I don’t like carpet. Yes, it’s warmer than bare floors in the cold weather, but that’s the only thing going for it. When it’s new, it’s toxic. By the time the stink is gone, it’s showing wear. Berber is best because traffic and vacuum sweepers don’t leave trails, but I’m still not fond of it. You can’t clean carpet. It holds stains, absorbs dampness and odors, and all shampooing does is lift out a fraction of the loose dirt and make it wet. Yummy.
We sold a rental property a few years ago. Removed every bit of carpet. When I saw the condition of the wood beneath—stained, smelly, warped and buckled from the dampness—it made me wonder why people subject themselves to such a horrible depository of mold, odor, and disease.

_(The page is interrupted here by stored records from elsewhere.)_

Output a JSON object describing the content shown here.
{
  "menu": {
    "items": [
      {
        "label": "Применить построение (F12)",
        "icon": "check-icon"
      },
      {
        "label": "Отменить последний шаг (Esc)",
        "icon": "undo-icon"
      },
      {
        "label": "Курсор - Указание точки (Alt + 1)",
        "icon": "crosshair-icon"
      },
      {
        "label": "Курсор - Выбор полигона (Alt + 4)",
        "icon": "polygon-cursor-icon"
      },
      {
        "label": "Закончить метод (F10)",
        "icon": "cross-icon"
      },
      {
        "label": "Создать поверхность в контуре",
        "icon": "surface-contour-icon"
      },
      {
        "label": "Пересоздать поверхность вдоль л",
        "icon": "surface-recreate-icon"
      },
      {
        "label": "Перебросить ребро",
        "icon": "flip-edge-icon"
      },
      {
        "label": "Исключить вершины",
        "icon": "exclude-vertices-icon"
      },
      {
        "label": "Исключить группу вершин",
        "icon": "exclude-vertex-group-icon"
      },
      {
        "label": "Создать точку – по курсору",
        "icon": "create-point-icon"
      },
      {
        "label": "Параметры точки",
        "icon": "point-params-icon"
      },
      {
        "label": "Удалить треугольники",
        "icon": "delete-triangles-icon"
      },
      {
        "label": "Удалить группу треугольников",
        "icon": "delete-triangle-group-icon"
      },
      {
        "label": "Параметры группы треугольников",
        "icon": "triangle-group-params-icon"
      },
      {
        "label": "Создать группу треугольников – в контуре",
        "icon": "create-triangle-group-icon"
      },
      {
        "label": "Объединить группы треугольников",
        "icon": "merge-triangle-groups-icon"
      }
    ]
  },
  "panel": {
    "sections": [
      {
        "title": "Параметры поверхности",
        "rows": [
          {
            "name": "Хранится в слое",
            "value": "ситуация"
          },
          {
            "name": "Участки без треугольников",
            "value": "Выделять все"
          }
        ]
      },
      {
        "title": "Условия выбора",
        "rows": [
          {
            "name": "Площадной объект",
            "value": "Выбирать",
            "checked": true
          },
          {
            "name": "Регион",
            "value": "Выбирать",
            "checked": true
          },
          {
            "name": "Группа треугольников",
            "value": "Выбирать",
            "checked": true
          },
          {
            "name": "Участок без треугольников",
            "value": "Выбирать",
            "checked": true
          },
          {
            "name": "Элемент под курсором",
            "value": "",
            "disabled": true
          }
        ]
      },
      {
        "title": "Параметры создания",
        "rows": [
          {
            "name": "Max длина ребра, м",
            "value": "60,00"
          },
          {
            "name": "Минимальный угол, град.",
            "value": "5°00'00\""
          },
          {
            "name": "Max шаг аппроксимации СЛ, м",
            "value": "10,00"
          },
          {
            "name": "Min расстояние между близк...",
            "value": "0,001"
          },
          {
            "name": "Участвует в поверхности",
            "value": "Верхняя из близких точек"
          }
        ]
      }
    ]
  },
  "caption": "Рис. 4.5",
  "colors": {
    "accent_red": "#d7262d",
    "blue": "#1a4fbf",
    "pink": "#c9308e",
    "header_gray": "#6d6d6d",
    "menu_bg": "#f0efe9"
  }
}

I don’t care for vinyl either. The old, heavy linoleum was better. We put decent-quality vinyl in our kitchen about 10 years ago, and I’ve never been happy with it. It’s full of dents and cuts and gouges, and in one place, a burn. Also, a patch where it was torn when the refrigerator was moved.
Of course the vinyl is an improvement over what was there before. When we bought this house, every room was carpeted. I understand the reason; it was the easiest, least-expensive way of covering the floors. But as soon as we could, we pulled it up.
Removing the kitchen carpet left fuzzy glue behind on the unfinished hardwood. We eventually scraped, sanded, and wore away the carpet backing and glue and walked around on unfinished wood flooring—which tended to leave splinters in our feet, a feature the kids and their friends loved—for several years. It was fun, because when something spilled on the floor, most of it ran between the floorboards and ended up in the basement.
Finally, we put down new vinyl, which, as I said, didn’t hold up well. I’d love to replace it with ceramic tile. Now, that’s a floor.
Or, good quality hardwood. With a finish on it.
Living room, dining room, and office have the original hardwood. We refinished the floor in the office, and I love it! (And you thought I was going to complain about every floor in my house, didn’t you?) Yes. It’s beautiful. It was a terrible amount of work, made a ridiculous mess, and we haven’t gotten around to refinishing the other two rooms. Even so, the bare, original hardwood is better than the carpet that used to be there.
Last Monday, I contemplated these things as I washed the floor in the living room. It’s such a pleasure to have a smooth, clean floor. So much nicer than carpet.
Many years ago, a friend told me about the unfinished wood floor in his mother’s kitchen when he was a kid. Every Saturday morning, they’d take all the furniture out of the kitchen and his mother would wash the floor with bleach. He said the floor was smooth, white, and beautiful.
When I was a kid, I read a story about a boy growing up in the American frontier somewhere—I believe it was in what we now call the Midwest but which at that time was the Ohio wilderness or something. In his one-room house, they had bare dirt floors rather than wood, covered with white sand. Like my friend with the mother who bleached the floor, this kid’s family had a weekly floor-maintenance routine. They’d scrape up all the old sand and put down fresh wet sand. (They must have lived near some body of water with a sandy bank or beach.) The mother would take a broom and make swirls and designs in the sand, and they’d stay out of the house until it dried. Once they came back in, they could walk on the floor (barefoot—Mother wouldn’t allow shoes in the house to mess up her floor) and it would retain its lovely design until the next week, when they’d scrape it off and start over.
I once had a penpal who lived in the UK. She told me that when they went to replace their living room carpet, they discovered that it was laid over bare dirt. The house was so old and the dirt so hard-packed, they’d thought it was concrete until they pulled off the carpet.
I’d rather have hardwood.